TASK GOAL:
Take each line of the listing that has the string "tasks" and report it.

RECORDS FOR THIS TASK:
*** Block opens ***
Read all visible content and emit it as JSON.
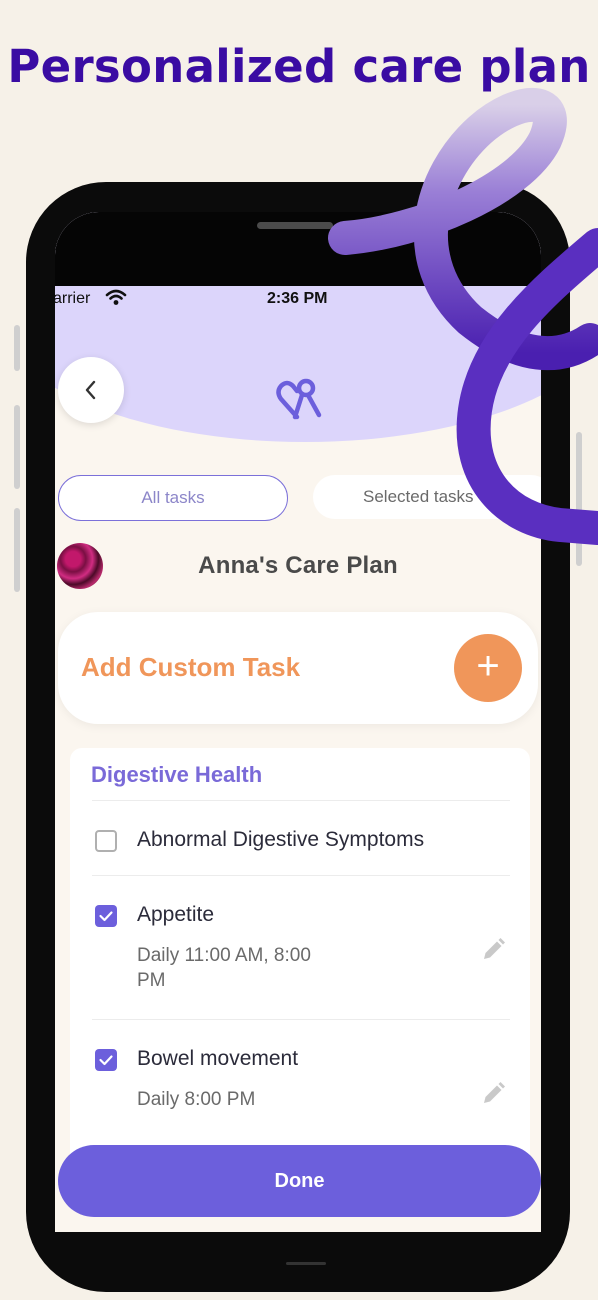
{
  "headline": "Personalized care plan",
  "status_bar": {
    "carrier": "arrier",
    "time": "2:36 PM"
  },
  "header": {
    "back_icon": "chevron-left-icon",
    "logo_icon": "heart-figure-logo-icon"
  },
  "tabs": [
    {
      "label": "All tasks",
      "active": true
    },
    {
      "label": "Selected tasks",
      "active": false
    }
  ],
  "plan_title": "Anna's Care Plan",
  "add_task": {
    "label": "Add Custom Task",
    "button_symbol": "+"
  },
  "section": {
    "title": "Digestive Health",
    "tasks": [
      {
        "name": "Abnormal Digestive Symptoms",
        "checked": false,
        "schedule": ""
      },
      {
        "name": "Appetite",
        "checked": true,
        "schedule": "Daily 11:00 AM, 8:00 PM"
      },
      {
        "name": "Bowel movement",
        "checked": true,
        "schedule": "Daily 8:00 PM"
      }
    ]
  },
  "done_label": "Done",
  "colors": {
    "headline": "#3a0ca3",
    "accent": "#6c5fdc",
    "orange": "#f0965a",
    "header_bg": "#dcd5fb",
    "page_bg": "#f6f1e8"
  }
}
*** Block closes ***
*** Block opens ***
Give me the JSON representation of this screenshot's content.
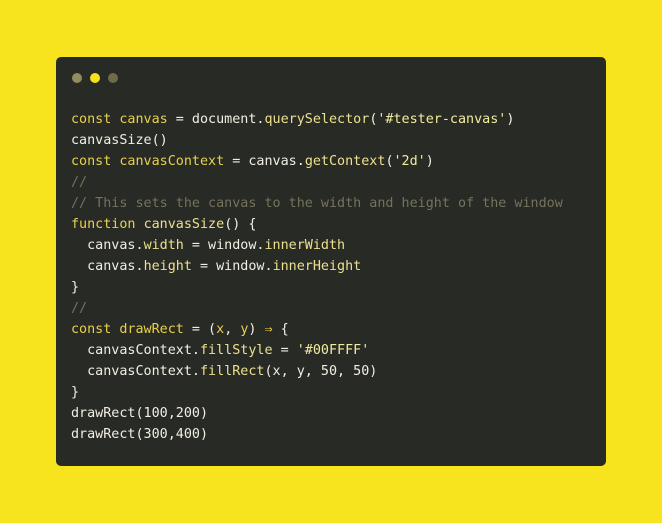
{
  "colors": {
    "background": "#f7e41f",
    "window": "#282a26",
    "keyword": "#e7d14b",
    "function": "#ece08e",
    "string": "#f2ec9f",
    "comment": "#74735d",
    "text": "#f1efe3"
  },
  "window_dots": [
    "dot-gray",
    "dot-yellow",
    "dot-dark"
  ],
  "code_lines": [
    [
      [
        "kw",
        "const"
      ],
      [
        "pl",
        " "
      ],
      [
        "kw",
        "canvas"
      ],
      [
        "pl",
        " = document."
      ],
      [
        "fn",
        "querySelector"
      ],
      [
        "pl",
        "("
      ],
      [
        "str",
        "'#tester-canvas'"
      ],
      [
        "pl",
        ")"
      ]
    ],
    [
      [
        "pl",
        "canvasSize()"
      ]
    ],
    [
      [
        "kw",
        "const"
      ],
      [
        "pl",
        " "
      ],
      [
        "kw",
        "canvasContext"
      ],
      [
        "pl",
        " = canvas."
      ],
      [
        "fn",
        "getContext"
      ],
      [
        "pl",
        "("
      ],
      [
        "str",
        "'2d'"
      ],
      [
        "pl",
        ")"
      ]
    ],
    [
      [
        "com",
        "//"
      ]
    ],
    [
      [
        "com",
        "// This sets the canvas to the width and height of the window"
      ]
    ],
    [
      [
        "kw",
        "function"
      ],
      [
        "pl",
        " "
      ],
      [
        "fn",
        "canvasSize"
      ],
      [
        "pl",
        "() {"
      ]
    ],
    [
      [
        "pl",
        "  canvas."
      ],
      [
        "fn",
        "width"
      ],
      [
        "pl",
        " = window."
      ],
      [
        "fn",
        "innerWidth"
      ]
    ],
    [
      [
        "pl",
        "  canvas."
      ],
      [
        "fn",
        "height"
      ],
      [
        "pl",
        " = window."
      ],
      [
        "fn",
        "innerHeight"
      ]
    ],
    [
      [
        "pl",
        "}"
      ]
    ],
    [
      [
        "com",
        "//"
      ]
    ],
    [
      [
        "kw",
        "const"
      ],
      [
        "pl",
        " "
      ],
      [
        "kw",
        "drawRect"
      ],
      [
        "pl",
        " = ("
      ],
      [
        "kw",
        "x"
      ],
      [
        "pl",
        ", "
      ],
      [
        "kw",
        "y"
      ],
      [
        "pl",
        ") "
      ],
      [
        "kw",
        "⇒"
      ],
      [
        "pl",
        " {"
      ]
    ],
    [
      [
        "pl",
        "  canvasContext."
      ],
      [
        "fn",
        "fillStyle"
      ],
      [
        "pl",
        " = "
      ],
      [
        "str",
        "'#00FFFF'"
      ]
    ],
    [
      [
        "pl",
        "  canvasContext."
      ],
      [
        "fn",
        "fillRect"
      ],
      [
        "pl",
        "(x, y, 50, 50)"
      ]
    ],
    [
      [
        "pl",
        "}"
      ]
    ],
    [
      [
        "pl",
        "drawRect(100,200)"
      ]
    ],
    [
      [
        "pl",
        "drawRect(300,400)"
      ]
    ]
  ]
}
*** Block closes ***
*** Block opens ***
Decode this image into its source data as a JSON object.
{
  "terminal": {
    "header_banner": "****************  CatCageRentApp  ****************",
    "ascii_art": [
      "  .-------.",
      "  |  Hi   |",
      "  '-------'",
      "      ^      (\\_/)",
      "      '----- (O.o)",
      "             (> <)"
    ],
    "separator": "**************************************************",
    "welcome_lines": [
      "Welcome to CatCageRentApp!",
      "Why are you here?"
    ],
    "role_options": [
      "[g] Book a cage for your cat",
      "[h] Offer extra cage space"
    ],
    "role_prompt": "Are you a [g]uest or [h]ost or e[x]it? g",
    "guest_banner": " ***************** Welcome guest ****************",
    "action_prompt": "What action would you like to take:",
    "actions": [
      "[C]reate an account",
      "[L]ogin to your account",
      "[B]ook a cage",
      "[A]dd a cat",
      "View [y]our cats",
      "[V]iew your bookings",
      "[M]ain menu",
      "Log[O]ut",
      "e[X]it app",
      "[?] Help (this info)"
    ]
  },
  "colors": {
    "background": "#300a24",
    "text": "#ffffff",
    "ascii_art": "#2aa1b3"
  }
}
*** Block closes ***
EXPECTED ANSWER:
      "label": "All tasks",
      "label": "Selected tasks",
    "tasks": [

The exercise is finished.